I’m not certain what they’re after down here in the ’burbs, before spring has actually sprung. But like most Americans deer will pretty much eat whatever is convenient. Free will is an illusion, at least for certain foods.

Speaking of airline travel, which we were not, do not expect to see me boarding a flight to anywhere anytime soon until (a) The Plague is over, and (2) the drunks have a clear idea where the toilet is.

Summer

June 20, 2020

Summertime, and the livin’ is easy … for a wall-hopping deer.

Summer is only just arriving down here, but it must have come a little earlier to this deer’s neighborhood.

We’ve been noticing deer poop in the grass, and caught glimpses on the wildlife cam of the jug-eared socialists nibbling nocturnally at the undersized fruit on the pear tree.

But yesterday, in broad daylight, I saw this one stroll casually from the street side of the house right through a neighbor’s gate. From there it was an easy leap into our back yard for a bit of tasty grass and a laydown in the shade.

I got some wild, wild life

February 21, 2020

“Take a picture, here in the daylight, oh oh.
They got some wild, wild life.”

Herself had buggered off to Florida for a bit of R&R, and Field Marshal Turkish von Turkenstein (commander, 1st Feline Home Defense Force) was in his quarters, decoding vital transmissions from HQ (which appear on the underside of his eyelids), when his adjutant, Miss Mia Sopaipilla, bypassed the chain of command to inform me that we had a muj’ inside the wire.

Little fella — I know, I know, how binary of me — hung out for the better part of quite some time, touring the patio, napping under our bedroom window, and finally scooting up a backyard tree and into the arroyo.

Maybe his old lady was out of town too? Checkin’ in; checkin’ out, uh huh. I got a wild, wild life.

 

Wild kingdom

August 6, 2018

Say hello to my pal Sluggo, who took the scenic route (down the stucco wall) to the yard the other day.

We’ve had a pleasant few days around the ol’ rancheroo, lounging on the back patio with a beverage of an evening, airing the cats, and watching the wildlife (which, unlike cable or even streaming video, is free).

The deer have been sniffing around again, drawn by the neighbors’ apples (they’ve already wiped out our crop). And our hummingbird feeder is attracting quite the crowd —  rufous, broad-tailed, black-chinned and maybe even a calliope. The aerial combat over the sugar water looks like the Battle of Britain. Even the bees are getting involved.

Bigger birds have been on display, too. One great big hawk, either a redtail or ferruginous, sat perched atop a neighbor’s tree for the better part of quite some time the other evening, putting a damper on all the other avian activity. A hawk thinks a bird feeder is a hawk feeder.

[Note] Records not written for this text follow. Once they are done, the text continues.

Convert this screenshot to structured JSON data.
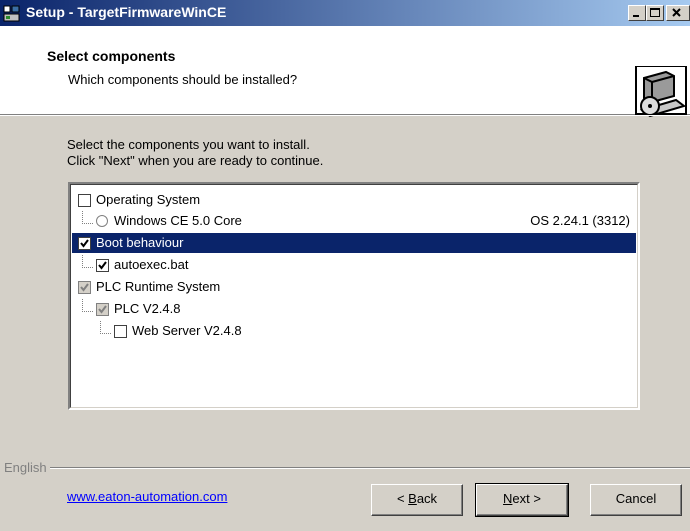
{
  "window": {
    "title": "Setup - TargetFirmwareWinCE",
    "controls": [
      "minimize",
      "maximize",
      "close"
    ]
  },
  "header": {
    "title": "Select components",
    "subtitle": "Which components should be installed?",
    "icon": "setup-computer-icon"
  },
  "instructions": {
    "line1": "Select the components you want to install.",
    "line2": "Click \"Next\" when you are ready to continue."
  },
  "components": [
    {
      "label": "Operating System",
      "control": "checkbox",
      "checked": false,
      "level": 0
    },
    {
      "label": "Windows CE 5.0 Core",
      "control": "radio",
      "checked": false,
      "level": 1,
      "extra": "OS 2.24.1 (3312)"
    },
    {
      "label": "Boot behaviour",
      "control": "checkbox",
      "checked": true,
      "level": 0,
      "selected": true
    },
    {
      "label": "autoexec.bat",
      "control": "checkbox",
      "checked": true,
      "level": 1
    },
    {
      "label": "PLC Runtime System",
      "control": "checkbox",
      "checked": true,
      "grayed": true,
      "level": 0
    },
    {
      "label": "PLC V2.4.8",
      "control": "checkbox",
      "checked": true,
      "grayed": true,
      "level": 1
    },
    {
      "label": "Web Server V2.4.8",
      "control": "checkbox",
      "checked": false,
      "level": 2
    }
  ],
  "footer": {
    "language": "English",
    "link": "www.eaton-automation.com",
    "back_pre": "< ",
    "back_mnemonic": "B",
    "back_post": "ack",
    "next_mnemonic": "N",
    "next_post": "ext >",
    "cancel": "Cancel"
  }
}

Later, what looked like a prairie falcon came out of nowhere and swooped low overhead, perhaps mistaking the Turk for a great big bunny. Nope. “That’s no ordinary rabbit,” as Tim the Enchanter has taught us.

Perhaps the most striking creature we’ve seen all summer was a two-tailed swallowtail butterfly, which found one of our shrubs mesmerizing. I should’ve taken a pic, but I didn’t want to interrupt its snacking.

And then there was Sluggo. Less attractive, perhaps, but he gave me an excuse to try the macro function on the Sony RX100 III.

Besides, beauty is in the eye of the beholder, que no? I ain’t exactly George Clooney myself, as Herself periodically reminds me.